Stored entries
....
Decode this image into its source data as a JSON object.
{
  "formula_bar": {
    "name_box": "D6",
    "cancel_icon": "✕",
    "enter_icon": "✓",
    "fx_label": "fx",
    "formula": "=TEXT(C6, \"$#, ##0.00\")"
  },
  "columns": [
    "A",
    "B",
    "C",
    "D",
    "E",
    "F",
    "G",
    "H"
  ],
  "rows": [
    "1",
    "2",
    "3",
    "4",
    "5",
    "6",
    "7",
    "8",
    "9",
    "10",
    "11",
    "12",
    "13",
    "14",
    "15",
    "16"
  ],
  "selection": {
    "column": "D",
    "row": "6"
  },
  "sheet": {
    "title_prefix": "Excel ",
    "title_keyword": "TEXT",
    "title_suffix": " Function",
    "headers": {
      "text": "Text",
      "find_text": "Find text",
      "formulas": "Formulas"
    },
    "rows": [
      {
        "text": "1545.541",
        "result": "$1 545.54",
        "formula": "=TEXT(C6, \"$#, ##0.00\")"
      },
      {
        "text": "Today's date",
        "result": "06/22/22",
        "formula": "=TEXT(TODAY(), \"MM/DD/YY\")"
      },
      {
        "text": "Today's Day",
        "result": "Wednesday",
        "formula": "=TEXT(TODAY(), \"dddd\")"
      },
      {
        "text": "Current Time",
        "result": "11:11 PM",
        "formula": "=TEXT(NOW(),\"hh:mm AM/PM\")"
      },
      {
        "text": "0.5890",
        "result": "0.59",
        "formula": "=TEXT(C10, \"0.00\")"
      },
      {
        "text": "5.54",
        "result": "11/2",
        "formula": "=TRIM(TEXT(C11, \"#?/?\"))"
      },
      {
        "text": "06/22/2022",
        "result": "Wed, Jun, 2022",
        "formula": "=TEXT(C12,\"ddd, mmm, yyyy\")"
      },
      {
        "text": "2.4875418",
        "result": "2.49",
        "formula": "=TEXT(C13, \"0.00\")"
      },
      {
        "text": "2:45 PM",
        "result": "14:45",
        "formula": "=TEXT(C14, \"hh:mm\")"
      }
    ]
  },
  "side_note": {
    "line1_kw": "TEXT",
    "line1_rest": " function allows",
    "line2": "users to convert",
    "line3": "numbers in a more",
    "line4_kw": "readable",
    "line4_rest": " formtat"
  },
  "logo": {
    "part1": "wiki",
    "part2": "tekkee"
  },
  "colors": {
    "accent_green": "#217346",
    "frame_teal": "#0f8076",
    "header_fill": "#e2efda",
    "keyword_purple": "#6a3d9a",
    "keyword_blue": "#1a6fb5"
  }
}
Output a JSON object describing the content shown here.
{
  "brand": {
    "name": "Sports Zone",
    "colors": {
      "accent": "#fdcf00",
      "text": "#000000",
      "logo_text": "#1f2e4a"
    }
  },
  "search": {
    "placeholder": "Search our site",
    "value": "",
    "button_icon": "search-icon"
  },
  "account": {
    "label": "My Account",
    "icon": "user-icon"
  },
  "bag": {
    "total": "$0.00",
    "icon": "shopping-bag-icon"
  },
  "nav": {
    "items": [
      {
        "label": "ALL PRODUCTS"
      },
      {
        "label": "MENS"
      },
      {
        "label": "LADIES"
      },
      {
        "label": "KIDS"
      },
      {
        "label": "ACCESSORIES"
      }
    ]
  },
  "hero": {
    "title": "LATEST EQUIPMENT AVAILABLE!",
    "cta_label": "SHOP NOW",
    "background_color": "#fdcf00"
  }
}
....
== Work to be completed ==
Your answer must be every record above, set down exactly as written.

== Answer for this exercise ==
Decode this image into its source data as a JSON object.
{
  "formula_bar": {
    "name_box": "D6",
    "cancel_icon": "✕",
    "enter_icon": "✓",
    "fx_label": "fx",
    "formula": "=TEXT(C6, \"$#, ##0.00\")"
  },
  "columns": [
    "A",
    "B",
    "C",
    "D",
    "E",
    "F",
    "G",
    "H"
  ],
  "rows": [
    "1",
    "2",
    "3",
    "4",
    "5",
    "6",
    "7",
    "8",
    "9",
    "10",
    "11",
    "12",
    "13",
    "14",
    "15",
    "16"
  ],
  "selection": {
    "column": "D",
    "row": "6"
  },
  "sheet": {
    "title_prefix": "Excel ",
    "title_keyword": "TEXT",
    "title_suffix": " Function",
    "headers": {
      "text": "Text",
      "find_text": "Find text",
      "formulas": "Formulas"
    },
    "rows": [
      {
        "text": "1545.541",
        "result": "$1 545.54",
        "formula": "=TEXT(C6, \"$#, ##0.00\")"
      },
      {
        "text": "Today's date",
        "result": "06/22/22",
        "formula": "=TEXT(TODAY(), \"MM/DD/YY\")"
      },
      {
        "text": "Today's Day",
        "result": "Wednesday",
        "formula": "=TEXT(TODAY(), \"dddd\")"
      },
      {
        "text": "Current Time",
        "result": "11:11 PM",
        "formula": "=TEXT(NOW(),\"hh:mm AM/PM\")"
      },
      {
        "text": "0.5890",
        "result": "0.59",
        "formula": "=TEXT(C10, \"0.00\")"
      },
      {
        "text": "5.54",
        "result": "11/2",
        "formula": "=TRIM(TEXT(C11, \"#?/?\"))"
      },
      {
        "text": "06/22/2022",
        "result": "Wed, Jun, 2022",
        "formula": "=TEXT(C12,\"ddd, mmm, yyyy\")"
      },
      {
        "text": "2.4875418",
        "result": "2.49",
        "formula": "=TEXT(C13, \"0.00\")"
      },
      {
        "text": "2:45 PM",
        "result": "14:45",
        "formula": "=TEXT(C14, \"hh:mm\")"
      }
    ]
  },
  "side_note": {
    "line1_kw": "TEXT",
    "line1_rest": " function allows",
    "line2": "users to convert",
    "line3": "numbers in a more",
    "line4_kw": "readable",
    "line4_rest": " formtat"
  },
  "logo": {
    "part1": "wiki",
    "part2": "tekkee"
  },
  "colors": {
    "accent_green": "#217346",
    "frame_teal": "#0f8076",
    "header_fill": "#e2efda",
    "keyword_purple": "#6a3d9a",
    "keyword_blue": "#1a6fb5"
  }
}
Output a JSON object describing the content shown here.
{
  "brand": {
    "name": "Sports Zone",
    "colors": {
      "accent": "#fdcf00",
      "text": "#000000",
      "logo_text": "#1f2e4a"
    }
  },
  "search": {
    "placeholder": "Search our site",
    "value": "",
    "button_icon": "search-icon"
  },
  "account": {
    "label": "My Account",
    "icon": "user-icon"
  },
  "bag": {
    "total": "$0.00",
    "icon": "shopping-bag-icon"
  },
  "nav": {
    "items": [
      {
        "label": "ALL PRODUCTS"
      },
      {
        "label": "MENS"
      },
      {
        "label": "LADIES"
      },
      {
        "label": "KIDS"
      },
      {
        "label": "ACCESSORIES"
      }
    ]
  },
  "hero": {
    "title": "LATEST EQUIPMENT AVAILABLE!",
    "cta_label": "SHOP NOW",
    "background_color": "#fdcf00"
  }
}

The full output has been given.